Twenty-first-century voters, accustomed to the importance of presidential primaries, find the old-fashioned nomination system very undemocratic. The strength of this sentiment was dramatically illustrated in the spring of 2008, when the public discovered the existence of superdelegates — that is, unpledged party leaders and elected officials. New voters, especially, were appalled to discover that superdelegates could potentially overturn the will of the voters. Fearing that Hillary Clinton's institutional advantages and early lead among these delegates could lead her to victory at the convention, Barack Obama's campaign fed the notion that superdelegates should reflect the will of the voters. "The superdelegate spin," recalled Obama campaign manager David Plouffe,"was directed at superdelegates," in an effort to make sure that as Obama held a lead among district-level delegates, the superdelegates would follow suit.

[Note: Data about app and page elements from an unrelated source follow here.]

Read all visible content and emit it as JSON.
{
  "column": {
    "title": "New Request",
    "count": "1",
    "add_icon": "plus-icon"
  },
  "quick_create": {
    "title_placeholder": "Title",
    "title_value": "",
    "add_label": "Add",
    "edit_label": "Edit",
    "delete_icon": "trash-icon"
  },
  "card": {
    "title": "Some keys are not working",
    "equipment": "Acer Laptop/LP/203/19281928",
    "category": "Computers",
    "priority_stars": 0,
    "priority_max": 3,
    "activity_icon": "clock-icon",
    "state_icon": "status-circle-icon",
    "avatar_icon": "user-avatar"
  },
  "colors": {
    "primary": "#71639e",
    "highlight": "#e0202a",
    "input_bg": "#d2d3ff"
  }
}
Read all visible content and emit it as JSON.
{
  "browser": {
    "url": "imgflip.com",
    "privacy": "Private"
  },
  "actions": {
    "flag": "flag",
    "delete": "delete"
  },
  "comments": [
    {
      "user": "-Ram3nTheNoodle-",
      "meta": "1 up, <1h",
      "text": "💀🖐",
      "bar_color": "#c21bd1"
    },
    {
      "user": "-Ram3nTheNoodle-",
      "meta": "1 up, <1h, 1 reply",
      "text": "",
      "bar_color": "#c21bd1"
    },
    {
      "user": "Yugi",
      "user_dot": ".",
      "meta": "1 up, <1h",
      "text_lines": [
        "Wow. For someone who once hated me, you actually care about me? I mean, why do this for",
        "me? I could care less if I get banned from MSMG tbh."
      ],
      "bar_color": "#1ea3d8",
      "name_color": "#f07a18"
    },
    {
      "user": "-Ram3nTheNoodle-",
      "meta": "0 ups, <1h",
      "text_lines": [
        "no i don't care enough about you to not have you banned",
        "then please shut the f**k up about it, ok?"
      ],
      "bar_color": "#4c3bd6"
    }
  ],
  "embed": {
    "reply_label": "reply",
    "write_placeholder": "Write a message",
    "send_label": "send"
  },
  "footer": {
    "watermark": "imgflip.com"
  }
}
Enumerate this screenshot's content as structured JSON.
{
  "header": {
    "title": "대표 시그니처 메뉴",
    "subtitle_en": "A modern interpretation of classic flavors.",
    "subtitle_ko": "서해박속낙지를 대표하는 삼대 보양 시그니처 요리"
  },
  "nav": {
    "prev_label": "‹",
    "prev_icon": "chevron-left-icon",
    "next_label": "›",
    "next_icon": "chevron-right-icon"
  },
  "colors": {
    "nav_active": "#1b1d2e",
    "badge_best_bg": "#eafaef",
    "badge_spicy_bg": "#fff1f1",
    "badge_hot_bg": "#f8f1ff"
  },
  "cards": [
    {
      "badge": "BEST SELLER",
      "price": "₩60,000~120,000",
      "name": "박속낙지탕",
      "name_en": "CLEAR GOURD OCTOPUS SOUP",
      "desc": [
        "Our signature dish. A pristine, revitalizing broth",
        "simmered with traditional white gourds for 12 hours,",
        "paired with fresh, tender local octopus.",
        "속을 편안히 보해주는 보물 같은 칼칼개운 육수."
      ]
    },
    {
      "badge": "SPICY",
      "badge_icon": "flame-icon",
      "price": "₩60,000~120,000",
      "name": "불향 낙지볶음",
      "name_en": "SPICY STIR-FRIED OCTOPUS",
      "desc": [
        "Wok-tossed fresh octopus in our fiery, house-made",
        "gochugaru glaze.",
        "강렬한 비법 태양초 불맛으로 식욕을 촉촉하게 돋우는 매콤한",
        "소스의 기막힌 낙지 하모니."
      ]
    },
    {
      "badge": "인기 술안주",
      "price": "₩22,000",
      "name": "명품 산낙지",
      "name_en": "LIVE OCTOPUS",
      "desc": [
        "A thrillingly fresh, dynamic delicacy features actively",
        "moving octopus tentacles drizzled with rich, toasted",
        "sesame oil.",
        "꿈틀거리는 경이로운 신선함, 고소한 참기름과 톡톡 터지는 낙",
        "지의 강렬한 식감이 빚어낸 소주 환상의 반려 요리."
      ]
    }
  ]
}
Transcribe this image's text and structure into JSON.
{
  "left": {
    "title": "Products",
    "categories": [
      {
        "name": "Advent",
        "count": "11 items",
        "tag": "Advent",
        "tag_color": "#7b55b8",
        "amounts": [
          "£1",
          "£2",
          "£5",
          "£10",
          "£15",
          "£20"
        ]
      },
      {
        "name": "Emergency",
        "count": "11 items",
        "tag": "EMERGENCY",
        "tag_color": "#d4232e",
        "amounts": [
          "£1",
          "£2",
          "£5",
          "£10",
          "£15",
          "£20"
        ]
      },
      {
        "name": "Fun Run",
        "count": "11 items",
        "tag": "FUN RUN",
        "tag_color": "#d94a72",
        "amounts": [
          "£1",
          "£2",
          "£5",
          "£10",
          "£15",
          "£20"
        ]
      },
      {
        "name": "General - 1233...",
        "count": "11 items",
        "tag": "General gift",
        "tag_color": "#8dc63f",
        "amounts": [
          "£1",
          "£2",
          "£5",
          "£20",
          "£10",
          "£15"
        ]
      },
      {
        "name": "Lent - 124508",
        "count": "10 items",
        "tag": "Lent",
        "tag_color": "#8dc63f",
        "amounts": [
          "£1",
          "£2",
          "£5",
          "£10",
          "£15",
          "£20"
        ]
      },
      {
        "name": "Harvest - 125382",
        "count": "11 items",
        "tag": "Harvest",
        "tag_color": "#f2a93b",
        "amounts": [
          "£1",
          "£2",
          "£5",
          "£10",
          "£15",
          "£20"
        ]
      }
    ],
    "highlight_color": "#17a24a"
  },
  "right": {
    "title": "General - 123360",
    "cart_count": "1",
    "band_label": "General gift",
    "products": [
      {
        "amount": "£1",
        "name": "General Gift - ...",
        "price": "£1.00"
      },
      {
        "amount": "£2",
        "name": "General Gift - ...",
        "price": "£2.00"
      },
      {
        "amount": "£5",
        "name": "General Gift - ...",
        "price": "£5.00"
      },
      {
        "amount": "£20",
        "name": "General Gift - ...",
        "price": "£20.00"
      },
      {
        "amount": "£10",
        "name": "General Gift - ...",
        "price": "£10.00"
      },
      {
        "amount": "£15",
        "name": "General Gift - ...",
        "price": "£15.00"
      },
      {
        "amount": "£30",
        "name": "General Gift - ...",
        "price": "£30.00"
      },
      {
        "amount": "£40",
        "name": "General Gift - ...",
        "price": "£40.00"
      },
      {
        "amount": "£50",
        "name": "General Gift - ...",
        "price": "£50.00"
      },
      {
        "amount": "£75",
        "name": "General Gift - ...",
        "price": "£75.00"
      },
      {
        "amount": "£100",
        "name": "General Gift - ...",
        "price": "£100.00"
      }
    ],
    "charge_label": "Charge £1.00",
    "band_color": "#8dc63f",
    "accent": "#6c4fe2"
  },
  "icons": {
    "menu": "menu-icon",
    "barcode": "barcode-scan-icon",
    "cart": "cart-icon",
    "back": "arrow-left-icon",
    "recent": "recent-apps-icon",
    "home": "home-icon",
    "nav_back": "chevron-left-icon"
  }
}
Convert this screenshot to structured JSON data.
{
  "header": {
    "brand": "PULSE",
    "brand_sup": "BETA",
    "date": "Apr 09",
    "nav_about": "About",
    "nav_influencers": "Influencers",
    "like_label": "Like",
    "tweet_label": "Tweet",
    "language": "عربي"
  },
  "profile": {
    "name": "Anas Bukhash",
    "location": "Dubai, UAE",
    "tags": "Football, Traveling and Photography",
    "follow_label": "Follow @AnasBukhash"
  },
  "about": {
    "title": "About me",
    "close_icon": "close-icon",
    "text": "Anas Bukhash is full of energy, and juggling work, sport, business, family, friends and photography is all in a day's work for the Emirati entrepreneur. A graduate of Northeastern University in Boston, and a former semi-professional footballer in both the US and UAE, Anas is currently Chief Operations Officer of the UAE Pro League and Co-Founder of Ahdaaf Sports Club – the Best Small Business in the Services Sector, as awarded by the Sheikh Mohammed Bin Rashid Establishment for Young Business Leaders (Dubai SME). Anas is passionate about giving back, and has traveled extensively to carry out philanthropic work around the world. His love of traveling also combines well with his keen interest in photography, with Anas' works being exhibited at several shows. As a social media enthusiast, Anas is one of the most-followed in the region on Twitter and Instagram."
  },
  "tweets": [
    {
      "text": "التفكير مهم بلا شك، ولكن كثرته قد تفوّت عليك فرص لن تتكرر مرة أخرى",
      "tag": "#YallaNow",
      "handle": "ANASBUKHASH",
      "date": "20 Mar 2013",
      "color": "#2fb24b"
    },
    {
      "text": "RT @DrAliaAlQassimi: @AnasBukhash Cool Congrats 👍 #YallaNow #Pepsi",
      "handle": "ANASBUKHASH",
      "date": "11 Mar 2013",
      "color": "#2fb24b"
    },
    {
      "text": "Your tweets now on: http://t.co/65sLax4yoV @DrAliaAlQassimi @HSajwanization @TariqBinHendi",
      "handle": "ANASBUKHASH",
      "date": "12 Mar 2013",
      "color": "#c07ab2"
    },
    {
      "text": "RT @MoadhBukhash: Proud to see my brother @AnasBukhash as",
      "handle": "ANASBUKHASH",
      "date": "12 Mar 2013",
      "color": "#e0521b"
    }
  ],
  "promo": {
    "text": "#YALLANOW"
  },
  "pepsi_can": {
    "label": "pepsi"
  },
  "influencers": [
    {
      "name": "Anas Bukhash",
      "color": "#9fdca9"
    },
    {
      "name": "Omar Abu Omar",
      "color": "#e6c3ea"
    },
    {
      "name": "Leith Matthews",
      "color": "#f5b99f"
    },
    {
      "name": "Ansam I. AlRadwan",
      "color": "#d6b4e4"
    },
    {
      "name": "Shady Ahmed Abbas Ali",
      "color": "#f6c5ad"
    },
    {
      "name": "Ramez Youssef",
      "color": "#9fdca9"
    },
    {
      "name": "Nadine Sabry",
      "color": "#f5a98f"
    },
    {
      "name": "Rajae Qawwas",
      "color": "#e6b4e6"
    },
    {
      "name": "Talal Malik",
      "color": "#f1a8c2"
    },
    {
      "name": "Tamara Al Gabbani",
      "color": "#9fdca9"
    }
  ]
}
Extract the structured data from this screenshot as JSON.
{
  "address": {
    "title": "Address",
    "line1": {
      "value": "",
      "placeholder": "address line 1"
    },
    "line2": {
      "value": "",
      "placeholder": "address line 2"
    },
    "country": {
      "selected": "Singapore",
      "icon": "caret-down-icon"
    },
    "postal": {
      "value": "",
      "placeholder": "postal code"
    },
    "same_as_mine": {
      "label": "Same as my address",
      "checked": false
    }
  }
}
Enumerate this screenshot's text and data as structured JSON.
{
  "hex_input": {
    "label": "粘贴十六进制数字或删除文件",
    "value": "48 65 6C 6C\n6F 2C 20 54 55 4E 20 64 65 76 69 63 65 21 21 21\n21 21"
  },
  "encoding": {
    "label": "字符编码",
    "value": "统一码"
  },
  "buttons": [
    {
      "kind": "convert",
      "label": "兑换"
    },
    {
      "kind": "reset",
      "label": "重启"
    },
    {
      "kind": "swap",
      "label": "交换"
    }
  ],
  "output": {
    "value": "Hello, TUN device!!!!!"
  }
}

It wasn't a hard sell. In the modern nomination system the notion that party leaders would exercise their judgment, independent of the preferences of primary voters, was so abhorrent that many superdelegates found themselves rejecting their own role. Donna Brazile, a superdelegate and party strategist, told the Los Angeles Times, "My one vote shouldn't matter more than a voter who stood in a long line in the rain in St. Louis to vote," and threatened to quit her post at the Democratic National Committee if superdelegates decided the nomination race. U.S. Representative Ron Kind of Wisconsin called for scrapping the entire superdelegate system, saying that perplexed constituents had been asking him about the process: "I've always believed you've got to make participatory democracy as simple as possible. ... The whole concept of superdelegate leaves people scratching their heads. It smacks them as possibly going against the wishes of the voters." Other superdelegates sat tight and hoped that the primaries would produce a clear winner so that they wouldn't have to choose.
As we will see in chapter 6, the creation of superdelegates was an attempt to restore a role for party leaders following the reforms of the early 1970s, which some felt put too much power in the voters' hands. But for the first six nomination contests following their reinstatement, party leaders played no independent role in stage two; instead they merely ratified the results of the primaries. And when it looked as if they might play such a role in the close nomination race of 2008, large parts of the public screamed in protest and treated the very existence of superdelegates as illegitimate, insisting that they follow the will of the voters.